Damn. That makes two cars and two broken windows in our care and on our street in 31 days. The first, on July 12th, was the missus’ sister’s, a late 90’s compact SUV that we car-sat while she was out of country. The perp walked away with an in-dash CD player and we were left holding the guilt bag. Tonight, it was her folks’ 3rd car, which we had borrowed to gain the freedom to leave the city on the weekends and the casualty was an original iPod shuffle. Rarely used, the early millennium Toyota sat just a few hundred feet from our front door beside a turn of the century neoclassical church.
We were well-acquainted with the process and, largely because of my stubborn idea that an unreported crime is a nonexistent crime, we called the report in to the police. More accurately, we simply emailed it in as I already had the 14th District’s Police Commander’s email addy from the last go-around. After reading my note — an irritating one, I’m sure (I mentioned Broken Window Theory) — she graciously and promptly dispatched a squad car.
The point of this post isn’t really to critique the CPD or the Alderman’s response. In an environment defined by political austerity and group-politik-pandering, I’m sure their hands are tied. Of course CPD can’t rightly investigate property damage and theft in a city that boasts a homicide rate that bests Kabul’s.

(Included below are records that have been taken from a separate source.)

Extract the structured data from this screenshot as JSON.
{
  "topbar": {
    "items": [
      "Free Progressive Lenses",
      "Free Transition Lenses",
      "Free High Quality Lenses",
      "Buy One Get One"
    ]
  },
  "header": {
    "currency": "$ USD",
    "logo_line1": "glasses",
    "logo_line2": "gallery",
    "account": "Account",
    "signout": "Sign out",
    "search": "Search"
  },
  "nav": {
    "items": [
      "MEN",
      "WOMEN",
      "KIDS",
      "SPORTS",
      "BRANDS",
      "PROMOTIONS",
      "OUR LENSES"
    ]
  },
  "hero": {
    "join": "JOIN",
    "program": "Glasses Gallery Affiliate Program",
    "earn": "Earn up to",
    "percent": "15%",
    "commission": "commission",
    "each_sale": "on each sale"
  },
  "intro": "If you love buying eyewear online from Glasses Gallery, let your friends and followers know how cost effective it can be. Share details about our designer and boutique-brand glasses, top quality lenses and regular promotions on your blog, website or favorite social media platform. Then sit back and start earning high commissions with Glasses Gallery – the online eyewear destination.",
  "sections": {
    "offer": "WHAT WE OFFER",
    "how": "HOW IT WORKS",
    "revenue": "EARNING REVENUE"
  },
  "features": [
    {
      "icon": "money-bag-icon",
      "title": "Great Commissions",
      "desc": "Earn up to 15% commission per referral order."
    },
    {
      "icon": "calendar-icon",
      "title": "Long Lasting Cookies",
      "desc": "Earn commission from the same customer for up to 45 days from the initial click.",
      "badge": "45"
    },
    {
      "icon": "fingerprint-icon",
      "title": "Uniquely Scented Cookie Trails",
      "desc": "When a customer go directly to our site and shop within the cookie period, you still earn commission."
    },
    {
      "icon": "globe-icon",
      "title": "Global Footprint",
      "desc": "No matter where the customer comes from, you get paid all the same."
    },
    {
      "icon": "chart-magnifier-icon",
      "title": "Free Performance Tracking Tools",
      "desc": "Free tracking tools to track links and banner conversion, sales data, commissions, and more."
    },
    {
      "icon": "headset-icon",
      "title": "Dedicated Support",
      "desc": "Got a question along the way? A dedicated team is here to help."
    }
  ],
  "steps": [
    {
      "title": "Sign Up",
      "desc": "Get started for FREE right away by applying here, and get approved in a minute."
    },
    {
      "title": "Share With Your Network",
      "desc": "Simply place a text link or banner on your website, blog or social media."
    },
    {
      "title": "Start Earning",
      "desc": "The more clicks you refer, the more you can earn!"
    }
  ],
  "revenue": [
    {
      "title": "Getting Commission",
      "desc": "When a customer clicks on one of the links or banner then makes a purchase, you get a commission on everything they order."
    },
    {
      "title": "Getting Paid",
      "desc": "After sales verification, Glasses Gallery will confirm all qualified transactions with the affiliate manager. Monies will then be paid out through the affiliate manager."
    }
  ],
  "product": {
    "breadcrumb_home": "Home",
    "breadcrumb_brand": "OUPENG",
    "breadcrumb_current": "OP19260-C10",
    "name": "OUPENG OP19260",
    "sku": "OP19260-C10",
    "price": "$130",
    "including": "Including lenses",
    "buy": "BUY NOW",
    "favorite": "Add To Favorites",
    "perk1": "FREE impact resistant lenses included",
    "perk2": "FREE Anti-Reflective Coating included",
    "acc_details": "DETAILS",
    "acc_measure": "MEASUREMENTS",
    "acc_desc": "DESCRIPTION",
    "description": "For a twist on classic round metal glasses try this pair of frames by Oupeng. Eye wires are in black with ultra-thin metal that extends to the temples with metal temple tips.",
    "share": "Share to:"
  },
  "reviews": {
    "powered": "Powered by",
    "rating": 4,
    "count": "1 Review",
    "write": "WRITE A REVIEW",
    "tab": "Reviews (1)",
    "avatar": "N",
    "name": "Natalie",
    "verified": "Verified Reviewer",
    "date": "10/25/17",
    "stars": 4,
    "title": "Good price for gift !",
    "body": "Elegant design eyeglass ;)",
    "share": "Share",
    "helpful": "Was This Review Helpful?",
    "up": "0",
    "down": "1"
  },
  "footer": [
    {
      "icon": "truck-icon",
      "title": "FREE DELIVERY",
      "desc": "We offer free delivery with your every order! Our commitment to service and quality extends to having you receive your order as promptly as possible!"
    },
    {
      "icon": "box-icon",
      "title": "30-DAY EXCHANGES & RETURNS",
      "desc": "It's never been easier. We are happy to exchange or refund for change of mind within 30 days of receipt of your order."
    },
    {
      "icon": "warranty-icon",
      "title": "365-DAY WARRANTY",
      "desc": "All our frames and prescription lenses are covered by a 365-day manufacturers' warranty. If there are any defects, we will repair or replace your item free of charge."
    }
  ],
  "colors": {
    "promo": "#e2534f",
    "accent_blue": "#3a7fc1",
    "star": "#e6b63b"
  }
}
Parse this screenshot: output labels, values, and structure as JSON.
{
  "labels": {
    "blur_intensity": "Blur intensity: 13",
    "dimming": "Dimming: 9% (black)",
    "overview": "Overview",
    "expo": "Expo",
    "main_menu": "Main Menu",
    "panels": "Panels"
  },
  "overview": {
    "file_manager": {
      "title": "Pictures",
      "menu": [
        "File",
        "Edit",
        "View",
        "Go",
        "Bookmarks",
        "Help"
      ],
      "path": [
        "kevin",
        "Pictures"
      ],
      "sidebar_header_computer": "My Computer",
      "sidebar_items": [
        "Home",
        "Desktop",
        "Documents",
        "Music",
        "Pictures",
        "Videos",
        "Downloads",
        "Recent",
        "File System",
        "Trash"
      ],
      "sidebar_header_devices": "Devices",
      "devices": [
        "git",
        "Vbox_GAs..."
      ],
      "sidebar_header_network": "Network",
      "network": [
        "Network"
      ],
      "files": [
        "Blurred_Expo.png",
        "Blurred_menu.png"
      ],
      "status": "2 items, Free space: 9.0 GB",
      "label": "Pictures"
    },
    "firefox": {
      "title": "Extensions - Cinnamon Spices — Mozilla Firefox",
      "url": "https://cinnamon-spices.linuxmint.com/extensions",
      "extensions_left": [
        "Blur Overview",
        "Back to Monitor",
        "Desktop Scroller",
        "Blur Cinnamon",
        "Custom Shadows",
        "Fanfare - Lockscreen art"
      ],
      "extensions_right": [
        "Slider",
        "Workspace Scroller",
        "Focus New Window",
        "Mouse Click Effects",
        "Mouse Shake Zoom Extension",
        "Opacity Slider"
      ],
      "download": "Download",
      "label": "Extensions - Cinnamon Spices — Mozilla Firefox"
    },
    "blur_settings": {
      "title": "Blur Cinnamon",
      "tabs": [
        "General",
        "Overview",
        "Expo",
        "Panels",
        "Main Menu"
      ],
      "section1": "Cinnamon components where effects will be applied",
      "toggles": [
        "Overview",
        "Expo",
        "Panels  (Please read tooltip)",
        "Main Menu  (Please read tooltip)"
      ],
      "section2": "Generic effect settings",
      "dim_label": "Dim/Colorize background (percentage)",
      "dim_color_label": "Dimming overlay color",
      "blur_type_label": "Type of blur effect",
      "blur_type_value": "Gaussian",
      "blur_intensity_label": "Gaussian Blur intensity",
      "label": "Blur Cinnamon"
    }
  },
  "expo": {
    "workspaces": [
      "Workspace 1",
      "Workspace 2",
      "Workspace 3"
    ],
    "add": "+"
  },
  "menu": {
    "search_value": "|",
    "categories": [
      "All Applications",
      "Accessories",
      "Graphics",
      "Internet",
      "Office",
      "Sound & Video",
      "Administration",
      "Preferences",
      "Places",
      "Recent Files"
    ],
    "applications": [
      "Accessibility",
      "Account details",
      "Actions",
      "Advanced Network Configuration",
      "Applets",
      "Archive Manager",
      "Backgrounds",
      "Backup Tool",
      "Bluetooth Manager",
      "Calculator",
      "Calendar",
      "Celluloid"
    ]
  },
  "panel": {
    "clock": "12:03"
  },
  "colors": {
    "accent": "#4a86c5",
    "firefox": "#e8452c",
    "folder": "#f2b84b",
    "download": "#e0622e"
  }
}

One feels the prick of privilege in even broaching the discomfort caused by the inconvenience that accompanies this sort of thing. People die in this city every day. We lost a CD player and a $50 iPod and we’re left wary of parking on our own street but, otherwise, intact. The audacity that’s rolled up in the willingness to break a window, in broad daylight, to glom on to a minor electronic device that black-market-retails for $10 sheds light on the desperation of our dispossessed. How arbitrary is it that each of us exist as a relative have or have-not? In many cases, it turns out to be a transitory standing.